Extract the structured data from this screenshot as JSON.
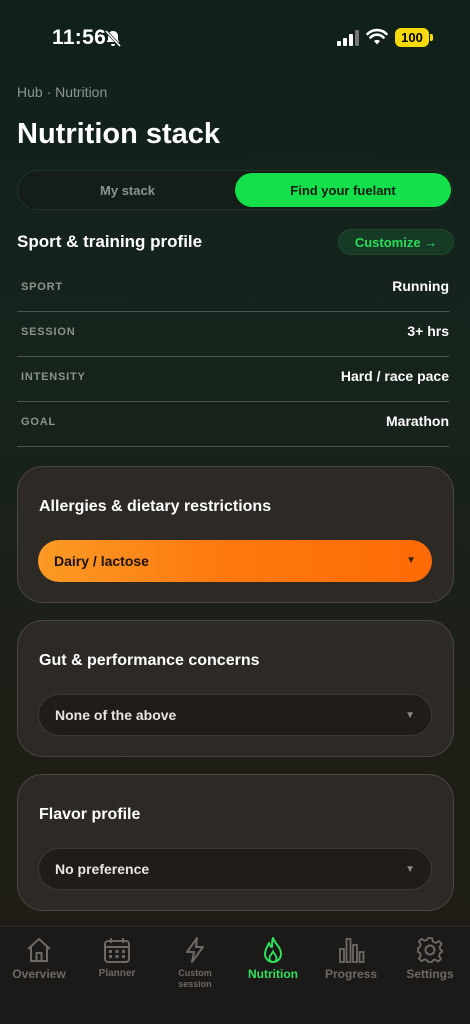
{
  "status_bar": {
    "time": "11:56",
    "battery": "100"
  },
  "breadcrumb": "Hub · Nutrition",
  "title": "Nutrition stack",
  "segment": {
    "tab1": "My stack",
    "tab2": "Find your fuelant",
    "active": "Find your fuelant"
  },
  "profile": {
    "title": "Sport & training profile",
    "customize": "Customize →",
    "rows": [
      {
        "key": "SPORT",
        "value": "Running"
      },
      {
        "key": "SESSION",
        "value": "3+ hrs"
      },
      {
        "key": "INTENSITY",
        "value": "Hard / race pace"
      },
      {
        "key": "GOAL",
        "value": "Marathon"
      }
    ]
  },
  "cards": [
    {
      "title": "Allergies & dietary restrictions",
      "value": "Dairy / lactose"
    },
    {
      "title": "Gut & performance concerns",
      "value": "None of the above"
    },
    {
      "title": "Flavor profile",
      "value": "No preference"
    }
  ],
  "caret": "▼",
  "tabs": [
    {
      "label": "Overview",
      "icon": "home-icon"
    },
    {
      "label": "Planner",
      "icon": "calendar-icon"
    },
    {
      "label": "Custom session",
      "icon": "bolt-icon"
    },
    {
      "label": "Nutrition",
      "icon": "flame-icon",
      "active": true
    },
    {
      "label": "Progress",
      "icon": "bar-chart-icon"
    },
    {
      "label": "Settings",
      "icon": "gear-icon"
    }
  ],
  "colors": {
    "accent_green": "#13e04a",
    "accent_orange": "#fd7a10"
  }
}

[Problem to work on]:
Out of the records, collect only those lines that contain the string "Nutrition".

[Response to this exercise]:
  "breadcrumb": "Hub · Nutrition",
  "title": "Nutrition stack",
      "label": "Nutrition",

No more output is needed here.